After Rudolf Steiner's death. Internal differences. World War. 1925-1945

<b>Guenther Wachsmuth (1893-1963)</b> Jurist, economist, member of the Executive Council and leader of the Science Section. It is thanks to his energetic coordinating activity that the second Goetheanum could open in 1928.

1925 The manifold cultural initiatives continue after Rudolf Steiner’s death and begin to spread internationally. Albert Steffen becomes president of the General Anthroposophical Society, giving it his stamp through his productivity as a writer until the early 1960s. There are Anthroposophical Societies in 15 countries.

<b>The second Goetheanum from the southwest</b>

1928 The second Goetheanum opens with a conference that attracts over 2000 participants.

1935 The Anthroposophical Society in Germany is banned by the National Socialists on November 1, 1935.

1935-1945 This ban and Switzerland’s war-induced isolation greatly restrict activities at the Goetheanum and worldwide. Seasonal and professional conferences are conducted at the Goetheanum during the war. Internal disagreements lead to the exclusion of some members, while Ita Wegman and Elisabeth Vreede are excluded from the Executive Council, with the result that the medical and curative education movements and large parts of the Dutch and British Anthroposophical Societies continue their work independently of the General Anthroposophical Society until the 1950s and 1960s.

1938 In addition to staging Rudolf Steiner’s mystery plays and plays by Albert Steffen, Marie Steiner stages Goethe’s unabridged Faust I and II – the world premiere in summer 1938. Scenes from it had already been presented at the Paris World Fair in 1937.

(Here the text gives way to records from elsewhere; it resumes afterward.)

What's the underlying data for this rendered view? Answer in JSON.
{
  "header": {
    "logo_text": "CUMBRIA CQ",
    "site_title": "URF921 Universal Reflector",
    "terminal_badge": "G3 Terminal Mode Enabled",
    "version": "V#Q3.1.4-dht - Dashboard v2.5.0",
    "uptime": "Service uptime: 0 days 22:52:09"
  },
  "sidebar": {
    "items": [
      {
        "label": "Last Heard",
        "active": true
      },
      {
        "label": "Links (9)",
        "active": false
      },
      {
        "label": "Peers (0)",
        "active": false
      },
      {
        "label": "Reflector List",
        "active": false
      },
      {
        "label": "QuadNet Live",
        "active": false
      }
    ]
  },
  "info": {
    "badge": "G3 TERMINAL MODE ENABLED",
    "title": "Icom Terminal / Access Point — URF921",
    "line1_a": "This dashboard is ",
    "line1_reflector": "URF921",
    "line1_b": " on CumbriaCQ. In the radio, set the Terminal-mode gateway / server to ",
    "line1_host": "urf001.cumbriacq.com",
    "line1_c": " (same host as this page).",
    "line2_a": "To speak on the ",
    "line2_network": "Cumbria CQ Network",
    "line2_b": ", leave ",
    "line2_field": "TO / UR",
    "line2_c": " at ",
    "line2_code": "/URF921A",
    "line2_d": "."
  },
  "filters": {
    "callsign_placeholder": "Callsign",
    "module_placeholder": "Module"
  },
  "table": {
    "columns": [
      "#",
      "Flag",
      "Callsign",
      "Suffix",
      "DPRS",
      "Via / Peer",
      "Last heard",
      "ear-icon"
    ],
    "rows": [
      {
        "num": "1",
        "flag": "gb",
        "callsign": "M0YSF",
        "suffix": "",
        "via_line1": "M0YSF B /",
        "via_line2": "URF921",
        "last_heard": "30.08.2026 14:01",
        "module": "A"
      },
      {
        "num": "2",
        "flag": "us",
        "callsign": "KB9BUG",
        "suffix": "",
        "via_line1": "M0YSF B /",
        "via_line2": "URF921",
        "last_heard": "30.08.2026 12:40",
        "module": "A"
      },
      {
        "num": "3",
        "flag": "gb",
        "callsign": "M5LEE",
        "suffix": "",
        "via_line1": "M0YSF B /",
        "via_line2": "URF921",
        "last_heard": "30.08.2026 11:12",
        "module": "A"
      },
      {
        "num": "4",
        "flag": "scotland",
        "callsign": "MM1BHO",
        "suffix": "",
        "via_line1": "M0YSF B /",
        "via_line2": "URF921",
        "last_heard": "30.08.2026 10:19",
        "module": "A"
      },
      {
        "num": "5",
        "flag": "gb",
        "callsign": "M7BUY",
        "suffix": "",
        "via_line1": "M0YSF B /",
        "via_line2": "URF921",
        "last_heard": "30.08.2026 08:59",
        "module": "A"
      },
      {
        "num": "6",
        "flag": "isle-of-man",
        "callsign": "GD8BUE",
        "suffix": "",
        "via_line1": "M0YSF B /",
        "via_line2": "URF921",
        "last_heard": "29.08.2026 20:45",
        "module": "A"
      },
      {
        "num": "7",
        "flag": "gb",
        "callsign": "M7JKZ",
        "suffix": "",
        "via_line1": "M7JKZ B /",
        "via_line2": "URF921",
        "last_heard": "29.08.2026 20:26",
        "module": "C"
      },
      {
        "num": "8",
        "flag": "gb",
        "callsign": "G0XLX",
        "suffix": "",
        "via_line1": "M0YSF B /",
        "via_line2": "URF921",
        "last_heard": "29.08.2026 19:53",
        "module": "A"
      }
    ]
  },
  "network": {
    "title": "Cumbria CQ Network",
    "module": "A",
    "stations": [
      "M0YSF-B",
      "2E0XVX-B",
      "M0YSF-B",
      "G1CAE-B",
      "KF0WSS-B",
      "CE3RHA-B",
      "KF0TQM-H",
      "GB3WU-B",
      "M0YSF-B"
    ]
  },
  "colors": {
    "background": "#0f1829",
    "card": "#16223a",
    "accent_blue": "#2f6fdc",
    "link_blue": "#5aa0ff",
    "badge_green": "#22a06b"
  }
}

Scene from Goethe’s Faust I, Study (1938) 1938 marks the world premiere of Goethe’s unabridged Faust I and II, directed by Marie Steiner, at the Goetheanum.